Holly Lawrence is a journalist whose writing focuses on well-being and social issues affecting older adults. She is a regular contributor to PBS Next Avenue. Her work also appears on PBS.org and affiliate sites, Forbes, MarketWatch, MONEY’s “Retire with Money,” and other media outlets. In 2018, Holly was selected by AgingInPlace.com as one of the top 50 online influencers in the field of aging.
Previously working as a nonprofit director, a conference organizer, and in other positions in New York, Holly calls being a writer her ultimate reinvention. She is a member of the American Society of Journalists and Authors, and she is currently writing her first book for older adults struggling with financial and psychological distress. Follow her at @hollyjlawrence.
Earlier this year, you wrote a personal essay for Next Avenue, Surviving on $3 a Day and Hope which became a lead story on PBS’ “Chasing the Dream: Poverty and Opportunity in America” public media initiative from WNET Thirteen New York. What prompted you to go public and share your personal experience?
Holly Lawrence: I had to be a voice for myself, and people in my shoes. My story was a deeply personal “reveal” of my life in crisis at age 58. For too long, I’ve felt overloaded by online advice about boosting retirement savings, financial planning, or selling your property.
How about those of us without a steady income or ability to pay for any emergency, let alone have retirement savings? I’m living proof of a national crisis impacting older Americans. I understand living with financial and psychological distress, having faced poverty, depression, and challenges of finding employment as an older job seeker.
But the big issue for me was why I started getting cold feet about writing the story after I had pitched it. Two things worried me.
I worried that my article would give potential employers yet another biased excuse not to hire me. My story gives away my actual age, my depression disability, my struggles getting hired, and my financial distress. I also worried about revealing that I’ve been a food stamps recipient. We’re in the middle of political angst about funding government programs like SNAP, and I worried that this would stir criticism.
Then it hit me. My unease represents the guilt, shame, and fear that goes through the minds of other people like me who are struggling, looking for a job or trying to hang on to the one they have.
So, I went ahead with the article, because I had to, for us.
Your article had an overwhelming response on social media. What stood out to you most about the replies you received?
Holly Lawrence: I noticed a kind of #MeToo reaction began immediately after Next Avenue and PBS ‘Chasing the Dream’ featured my story on their sites and on Facebook. People from around the world–mostly women over 50, but surprisingly also men in their 40s and older–have reached out to me directly. They’ve told me about losing their job after a certain age, fearing that if they lose this job they’ll face what I’ve gone through and not be able to get another job. Single women have told me that they’re not earning enough to retire, haven’t saved enough, or are widowed and have no income.
You share what you’ve learned in managing through hardship, to help empower individuals to seek change in their own lives. What are some lessons you might share to urge collective action on this issue?

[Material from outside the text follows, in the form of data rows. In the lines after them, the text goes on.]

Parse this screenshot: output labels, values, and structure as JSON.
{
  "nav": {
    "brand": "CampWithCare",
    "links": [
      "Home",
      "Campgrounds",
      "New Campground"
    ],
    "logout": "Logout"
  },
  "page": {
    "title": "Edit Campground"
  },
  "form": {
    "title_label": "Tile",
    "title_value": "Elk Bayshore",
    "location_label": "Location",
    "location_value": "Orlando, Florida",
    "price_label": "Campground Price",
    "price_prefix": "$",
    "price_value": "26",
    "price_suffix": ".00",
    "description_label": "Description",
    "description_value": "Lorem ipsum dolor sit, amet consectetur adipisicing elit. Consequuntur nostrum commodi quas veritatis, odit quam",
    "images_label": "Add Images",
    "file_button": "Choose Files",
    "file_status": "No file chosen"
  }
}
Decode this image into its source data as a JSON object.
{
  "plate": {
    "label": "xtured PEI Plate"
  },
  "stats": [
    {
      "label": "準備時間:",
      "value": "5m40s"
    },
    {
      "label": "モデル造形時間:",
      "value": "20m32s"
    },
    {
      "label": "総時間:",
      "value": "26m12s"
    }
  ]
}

Holly Lawrence: Finding our voice is essential to our well-being. Finding that unique way of sharing who we are and what we’ve learned with the world has helped me in my life crisis. And our (older) voices DO count. Unfortunately, employers, and our society as a whole, don’t seem to see it that way.

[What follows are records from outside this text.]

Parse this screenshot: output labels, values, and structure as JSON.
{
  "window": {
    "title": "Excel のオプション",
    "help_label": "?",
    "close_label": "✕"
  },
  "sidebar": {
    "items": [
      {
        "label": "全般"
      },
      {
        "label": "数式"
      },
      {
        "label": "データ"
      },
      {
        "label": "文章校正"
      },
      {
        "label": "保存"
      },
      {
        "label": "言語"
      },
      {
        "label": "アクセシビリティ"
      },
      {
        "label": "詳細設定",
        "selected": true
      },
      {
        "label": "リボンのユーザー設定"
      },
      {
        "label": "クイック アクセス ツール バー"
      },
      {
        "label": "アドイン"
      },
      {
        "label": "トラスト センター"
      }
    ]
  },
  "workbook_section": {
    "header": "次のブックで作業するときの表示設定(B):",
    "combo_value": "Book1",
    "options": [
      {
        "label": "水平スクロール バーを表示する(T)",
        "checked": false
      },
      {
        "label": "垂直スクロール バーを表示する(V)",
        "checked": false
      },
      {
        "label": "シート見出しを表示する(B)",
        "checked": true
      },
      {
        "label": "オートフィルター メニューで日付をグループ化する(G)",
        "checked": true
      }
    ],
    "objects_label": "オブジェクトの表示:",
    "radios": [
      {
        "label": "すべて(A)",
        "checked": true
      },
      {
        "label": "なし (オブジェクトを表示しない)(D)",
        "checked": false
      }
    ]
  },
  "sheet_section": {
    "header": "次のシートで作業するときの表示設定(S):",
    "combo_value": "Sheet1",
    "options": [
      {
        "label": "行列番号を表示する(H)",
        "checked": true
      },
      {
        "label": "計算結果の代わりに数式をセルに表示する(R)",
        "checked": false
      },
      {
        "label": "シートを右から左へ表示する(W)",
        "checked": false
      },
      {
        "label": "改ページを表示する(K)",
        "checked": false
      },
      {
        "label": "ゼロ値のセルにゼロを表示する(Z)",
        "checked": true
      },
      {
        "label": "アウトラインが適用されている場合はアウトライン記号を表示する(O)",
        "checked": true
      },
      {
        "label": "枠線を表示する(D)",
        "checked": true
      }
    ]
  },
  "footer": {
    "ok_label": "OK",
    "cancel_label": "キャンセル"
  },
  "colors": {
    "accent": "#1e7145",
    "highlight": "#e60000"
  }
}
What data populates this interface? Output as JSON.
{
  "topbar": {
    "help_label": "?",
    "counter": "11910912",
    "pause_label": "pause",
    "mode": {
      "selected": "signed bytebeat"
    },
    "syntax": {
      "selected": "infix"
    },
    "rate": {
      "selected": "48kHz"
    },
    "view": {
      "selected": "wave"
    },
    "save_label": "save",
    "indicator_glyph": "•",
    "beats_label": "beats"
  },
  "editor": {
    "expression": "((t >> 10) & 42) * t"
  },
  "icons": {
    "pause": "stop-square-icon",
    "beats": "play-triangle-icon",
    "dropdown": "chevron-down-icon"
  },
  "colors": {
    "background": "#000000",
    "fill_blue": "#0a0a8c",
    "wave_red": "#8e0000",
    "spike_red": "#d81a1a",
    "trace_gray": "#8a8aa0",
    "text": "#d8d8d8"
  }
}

In one of my Next Avenue articles, I interviewed three highly accomplished male executives about age 60. None of them felt that their voice mattered in their work environments around younger colleagues. Two of the three were concerned that their days were numbered at work and feared they might lose their jobs before their retirement age.
The Respectful Exits Longevity Agenda points to a solution: ending the sell-by date. I feel the traditional concept of retirement should be retired. We’ve had an invisible sell-by date stamped on our heads, as ageist stereotypes have surrounded us at work, on job interviews, and in social situations. Employers and society can, and must, change their perception of older adults and start to hear our voices.Employers and society can, and must, change their perception of older adults and start to hear our voice,” says @hollyjlawrence #aging #longevity #smartemployersClick To Tweet

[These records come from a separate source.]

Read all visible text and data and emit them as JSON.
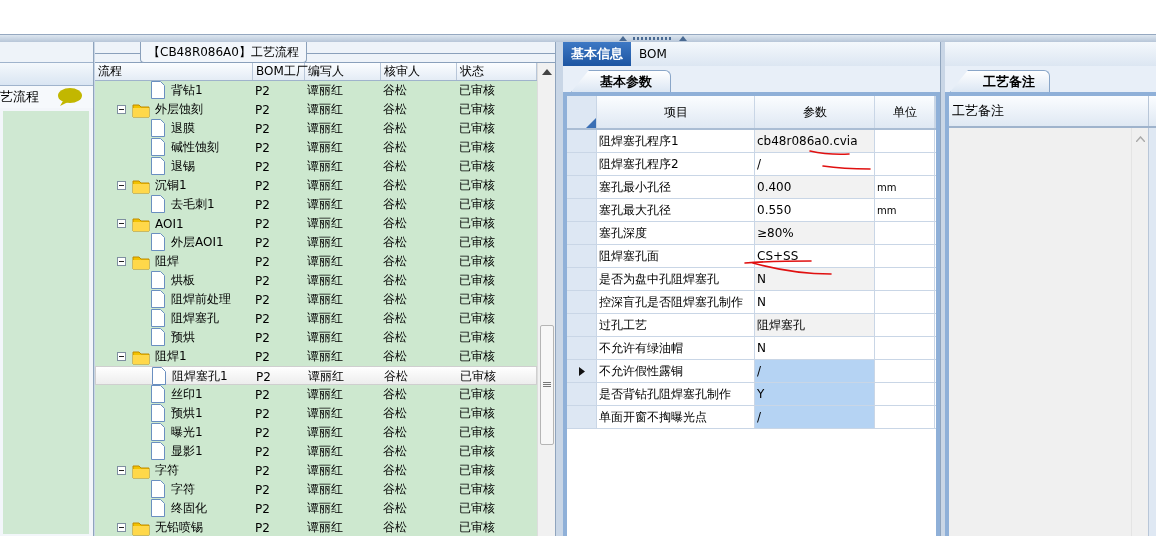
{
  "left_panel": {
    "item": {
      "label": "艺流程",
      "selected": true
    }
  },
  "process": {
    "group_title": "【CB48R086A0】工艺流程",
    "columns": [
      "流程",
      "BOM工厂",
      "编写人",
      "核审人",
      "状态"
    ],
    "tree": [
      {
        "kind": "file",
        "label": "背钻1",
        "bom": "P2",
        "author": "谭丽红",
        "reviewer": "谷松",
        "status": "已审核",
        "selected": false
      },
      {
        "kind": "folder",
        "label": "外层蚀刻",
        "bom": "P2",
        "author": "谭丽红",
        "reviewer": "谷松",
        "status": "已审核",
        "selected": false,
        "expanded": true,
        "children": [
          {
            "kind": "file",
            "label": "退膜",
            "bom": "P2",
            "author": "谭丽红",
            "reviewer": "谷松",
            "status": "已审核",
            "selected": false
          },
          {
            "kind": "file",
            "label": "碱性蚀刻",
            "bom": "P2",
            "author": "谭丽红",
            "reviewer": "谷松",
            "status": "已审核",
            "selected": false
          },
          {
            "kind": "file",
            "label": "退锡",
            "bom": "P2",
            "author": "谭丽红",
            "reviewer": "谷松",
            "status": "已审核",
            "selected": false
          }
        ]
      },
      {
        "kind": "folder",
        "label": "沉铜1",
        "bom": "P2",
        "author": "谭丽红",
        "reviewer": "谷松",
        "status": "已审核",
        "selected": false,
        "expanded": true,
        "children": [
          {
            "kind": "file",
            "label": "去毛刺1",
            "bom": "P2",
            "author": "谭丽红",
            "reviewer": "谷松",
            "status": "已审核",
            "selected": false
          }
        ]
      },
      {
        "kind": "folder",
        "label": "AOI1",
        "bom": "P2",
        "author": "谭丽红",
        "reviewer": "谷松",
        "status": "已审核",
        "selected": false,
        "expanded": true,
        "children": [
          {
            "kind": "file",
            "label": "外层AOI1",
            "bom": "P2",
            "author": "谭丽红",
            "reviewer": "谷松",
            "status": "已审核",
            "selected": false
          }
        ]
      },
      {
        "kind": "folder",
        "label": "阻焊",
        "bom": "P2",
        "author": "谭丽红",
        "reviewer": "谷松",
        "status": "已审核",
        "selected": false,
        "expanded": true,
        "children": [
          {
            "kind": "file",
            "label": "烘板",
            "bom": "P2",
            "author": "谭丽红",
            "reviewer": "谷松",
            "status": "已审核",
            "selected": false
          },
          {
            "kind": "file",
            "label": "阻焊前处理",
            "bom": "P2",
            "author": "谭丽红",
            "reviewer": "谷松",
            "status": "已审核",
            "selected": false
          },
          {
            "kind": "file",
            "label": "阻焊塞孔",
            "bom": "P2",
            "author": "谭丽红",
            "reviewer": "谷松",
            "status": "已审核",
            "selected": false
          },
          {
            "kind": "file",
            "label": "预烘",
            "bom": "P2",
            "author": "谭丽红",
            "reviewer": "谷松",
            "status": "已审核",
            "selected": false
          }
        ]
      },
      {
        "kind": "folder",
        "label": "阻焊1",
        "bom": "P2",
        "author": "谭丽红",
        "reviewer": "谷松",
        "status": "已审核",
        "selected": false,
        "expanded": true,
        "children": [
          {
            "kind": "file",
            "label": "阻焊塞孔1",
            "bom": "P2",
            "author": "谭丽红",
            "reviewer": "谷松",
            "status": "已审核",
            "selected": true
          },
          {
            "kind": "file",
            "label": "丝印1",
            "bom": "P2",
            "author": "谭丽红",
            "reviewer": "谷松",
            "status": "已审核",
            "selected": false
          },
          {
            "kind": "file",
            "label": "预烘1",
            "bom": "P2",
            "author": "谭丽红",
            "reviewer": "谷松",
            "status": "已审核",
            "selected": false
          },
          {
            "kind": "file",
            "label": "曝光1",
            "bom": "P2",
            "author": "谭丽红",
            "reviewer": "谷松",
            "status": "已审核",
            "selected": false
          },
          {
            "kind": "file",
            "label": "显影1",
            "bom": "P2",
            "author": "谭丽红",
            "reviewer": "谷松",
            "status": "已审核",
            "selected": false
          }
        ]
      },
      {
        "kind": "folder",
        "label": "字符",
        "bom": "P2",
        "author": "谭丽红",
        "reviewer": "谷松",
        "status": "已审核",
        "selected": false,
        "expanded": true,
        "children": [
          {
            "kind": "file",
            "label": "字符",
            "bom": "P2",
            "author": "谭丽红",
            "reviewer": "谷松",
            "status": "已审核",
            "selected": false
          },
          {
            "kind": "file",
            "label": "终固化",
            "bom": "P2",
            "author": "谭丽红",
            "reviewer": "谷松",
            "status": "已审核",
            "selected": false
          }
        ]
      },
      {
        "kind": "folder",
        "label": "无铅喷锡",
        "bom": "P2",
        "author": "谭丽红",
        "reviewer": "谷松",
        "status": "已审核",
        "selected": false,
        "expanded": true
      }
    ]
  },
  "info": {
    "tabs": [
      {
        "label": "基本信息",
        "selected": true
      },
      {
        "label": "BOM",
        "selected": false
      }
    ],
    "subtabs": [
      {
        "label": "基本参数",
        "selected": true
      }
    ],
    "columns": [
      "项目",
      "参数",
      "单位"
    ],
    "rows": [
      {
        "item": "阻焊塞孔程序1",
        "value": "cb48r086a0.cvia",
        "unit": "",
        "current": false,
        "selected": false
      },
      {
        "item": "阻焊塞孔程序2",
        "value": "/",
        "unit": "",
        "current": false,
        "selected": false
      },
      {
        "item": "塞孔最小孔径",
        "value": "0.400",
        "unit": "mm",
        "current": false,
        "selected": false
      },
      {
        "item": "塞孔最大孔径",
        "value": "0.550",
        "unit": "mm",
        "current": false,
        "selected": false
      },
      {
        "item": "塞孔深度",
        "value": "≥80%",
        "unit": "",
        "current": false,
        "selected": false
      },
      {
        "item": "阻焊塞孔面",
        "value": "CS+SS",
        "unit": "",
        "current": false,
        "selected": false
      },
      {
        "item": "是否为盘中孔阻焊塞孔",
        "value": "N",
        "unit": "",
        "current": false,
        "selected": false
      },
      {
        "item": "控深盲孔是否阻焊塞孔制作",
        "value": "N",
        "unit": "",
        "current": false,
        "selected": false
      },
      {
        "item": "过孔工艺",
        "value": "阻焊塞孔",
        "unit": "",
        "current": false,
        "selected": false
      },
      {
        "item": "不允许有绿油帽",
        "value": "N",
        "unit": "",
        "current": false,
        "selected": false
      },
      {
        "item": "不允许假性露铜",
        "value": "/",
        "unit": "",
        "current": true,
        "selected": true
      },
      {
        "item": "是否背钻孔阻焊塞孔制作",
        "value": "Y",
        "unit": "",
        "current": false,
        "selected": true
      },
      {
        "item": "单面开窗不掏曝光点",
        "value": "/",
        "unit": "",
        "current": false,
        "selected": true
      }
    ]
  },
  "notes": {
    "tabs": [
      {
        "label": "工艺备注",
        "selected": true
      }
    ],
    "columns": [
      "工艺备注"
    ]
  }
}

The Respectful Exits Longevity Agenda is directed at employer change. Which part of the Agenda most resonates with you, and why?
Holly Lawrence: I relate to the Agenda’s point on career-long development and training–but only if it’s one that is designed after mutual agreement between employee and employer.
First, we need to change the way that older workers are viewed.
We’re generally viewed as the weaker job candidate. The least productive employee. We are assumed to be the lowest performers. The least likely to be flexible to change or innovation. The least trainable. The least interested in wanting to learn new skills and technologies.
What we need is to be given the chance. If employers would give us that, by employing older candidates, by investing in continuous training and development, they will get a tremendous return on investment.
Our tool “ThePhazer” gives aging workers step-by-step guidance to request and obtain extended work and flexible and phased retirement options. What is your perspective on how this tool might help pre-retirees?
Holly Lawrence: From my perspective, retirement is not a concept that people like me in financial distress can even fathom. We operate in constant crisis mode, struggling after age 50 to get hired, struggling to pay rent and basic necessities. Unless major changes occur, retiring will always be an unattainable luxury except for those who can afford it.“Unless major changes occur, retiring will always be an unattainable luxury except for those who can afford it,” says @hollyjlawrence #retirement #agingworkers #ThePhazerClick To Tweet
On the positive side, ThePhazer could potentially be helpful in dismantling the traditional parent/child dynamic between employers and employees. In an ideal world, employees should feel free to have their voices heard, controlling their personal decision about how they wish to end their working career. I think this should be a collaborative discussion with input from both employee and employer.
Photo credit: Michael Roud Photography